Inbound map fails due to nulls in incoming file

I’ve bumped into this scenario today -

A file, created by a third party, is being receiving by BizTalk using the file adapter (the file is being FTP uploaded by the third party).

Turns out that the file contains nulls (hex 0x00) in some of the fields, in some of the records.

This is evident when looking at the file in a hex viewer, although – to my surprise – when we opened, and then saved, the file in notepad (without making any changes) all nulls are replaced with spaces, which mostly meant we could only test this using the files supplied by the original creator, presumably a non-windows system.
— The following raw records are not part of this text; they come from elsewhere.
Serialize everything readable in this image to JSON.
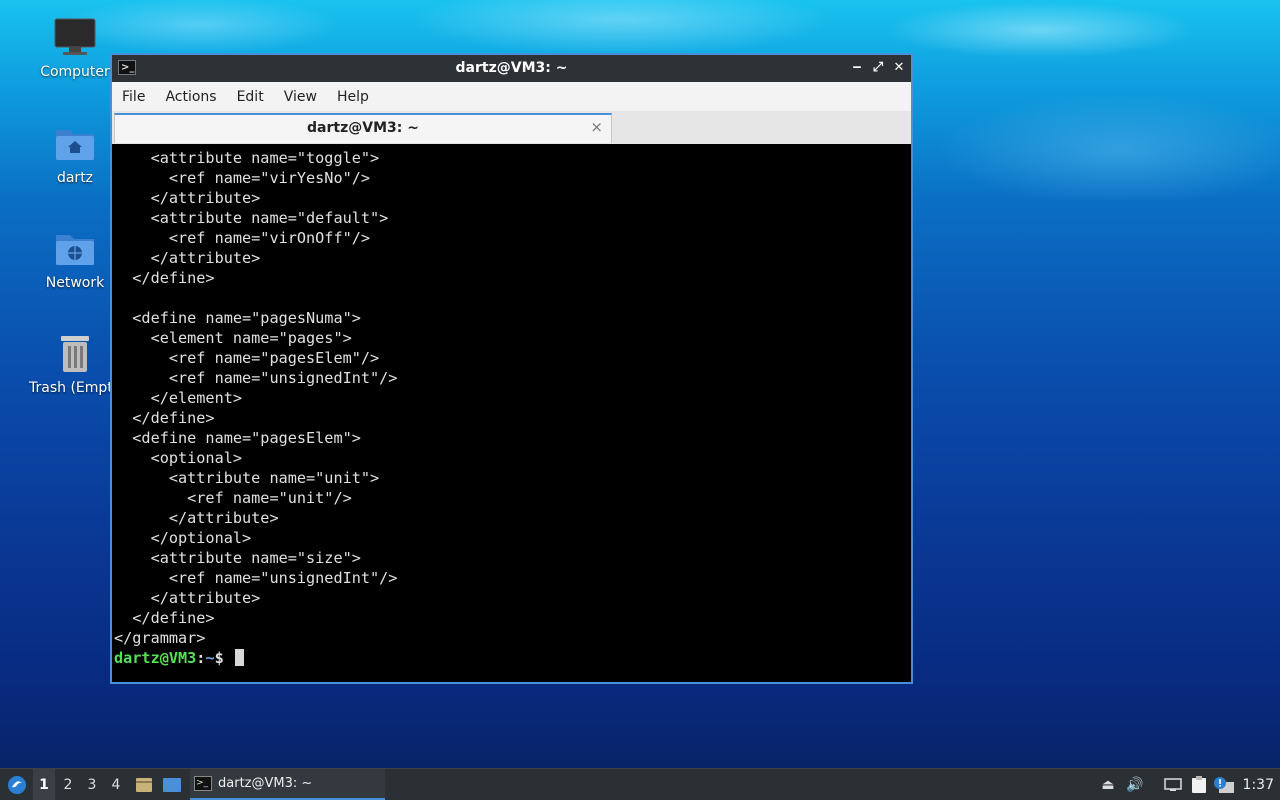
{
  "desktop": {
    "icons": [
      {
        "label": "Computer",
        "icon": "monitor-icon"
      },
      {
        "label": "dartz",
        "icon": "home-folder-icon"
      },
      {
        "label": "Network",
        "icon": "network-folder-icon"
      },
      {
        "label": "Trash (Empty)",
        "icon": "trash-icon"
      }
    ]
  },
  "window": {
    "title": "dartz@VM3: ~",
    "controls": {
      "minimize": "‒",
      "maximize": "⤢",
      "close": "✕"
    },
    "menu": [
      "File",
      "Actions",
      "Edit",
      "View",
      "Help"
    ],
    "tab": {
      "title": "dartz@VM3: ~",
      "close": "×"
    },
    "terminal": {
      "lines": [
        "    <attribute name=\"toggle\">",
        "      <ref name=\"virYesNo\"/>",
        "    </attribute>",
        "    <attribute name=\"default\">",
        "      <ref name=\"virOnOff\"/>",
        "    </attribute>",
        "  </define>",
        "",
        "  <define name=\"pagesNuma\">",
        "    <element name=\"pages\">",
        "      <ref name=\"pagesElem\"/>",
        "      <ref name=\"unsignedInt\"/>",
        "    </element>",
        "  </define>",
        "  <define name=\"pagesElem\">",
        "    <optional>",
        "      <attribute name=\"unit\">",
        "        <ref name=\"unit\"/>",
        "      </attribute>",
        "    </optional>",
        "    <attribute name=\"size\">",
        "      <ref name=\"unsignedInt\"/>",
        "    </attribute>",
        "  </define>",
        "</grammar>"
      ],
      "prompt": {
        "user_host": "dartz@VM3",
        "separator": ":",
        "dir": "~",
        "symbol": "$ "
      }
    }
  },
  "taskbar": {
    "workspaces": [
      "1",
      "2",
      "3",
      "4"
    ],
    "active_workspace": "1",
    "task": {
      "label": "dartz@VM3: ~"
    },
    "clock": "1:37"
  },
  "colors": {
    "accent": "#4a90d9",
    "prompt_user": "#55e055",
    "prompt_dir": "#6ba7e8",
    "taskbar": "#2b3034"
  }
}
Anyway - flat file disassembler happily processes the file and spits xml (we’re actually debatching the files in the disassmebler, so we’re getting lots of small xmls) where the attributes corresponsing to the fields with the null value, now how the escaped representation of a null. so far so good – the xml accurately represents the flat file.

At the end of the pipeline, however, we’ve got an inbound map, which then fails with the error -

The Messaging Engine failed while executing the inbound map for the message coming from source URL:"D:\Projects\BizTalk\Files\IN\*.csv" with the Message Type "<some message type>". Details:"An error occurred when parsing the incoming document: "'.', hexadecimal value 0x00, is an invalid character. Line 1, position 275.". "

Looks like the value was correclty identified as null, but that the mapper is very unhappy about that fact; the map was never actualy executed (the problem is not in any of our mapping logic as far as I can tell, but in the ‘engine’ itself); I was not aware of any restriction about the use of nulls, but it seems the maps refuse to execute.

A similar error is received when trying this in VS (test map)

We’ve scratched our heads a little bit, but eventually found a work around of kind in the BizTalkGurus.com forums - http://www.biztalkgurus.com/forums/p/6535/12594.aspx where Mark answers he’s own question and suggests that configuring the fields in question with null as the padding character will instruct the disassembler to remove any nulls it finds.

Works like a charm.

Of course this can only work if the schema is not going to be used by an assembler delivering the message, as it would happily pad the very same fields with quite a few nulls on the way out, which has to be counter productive!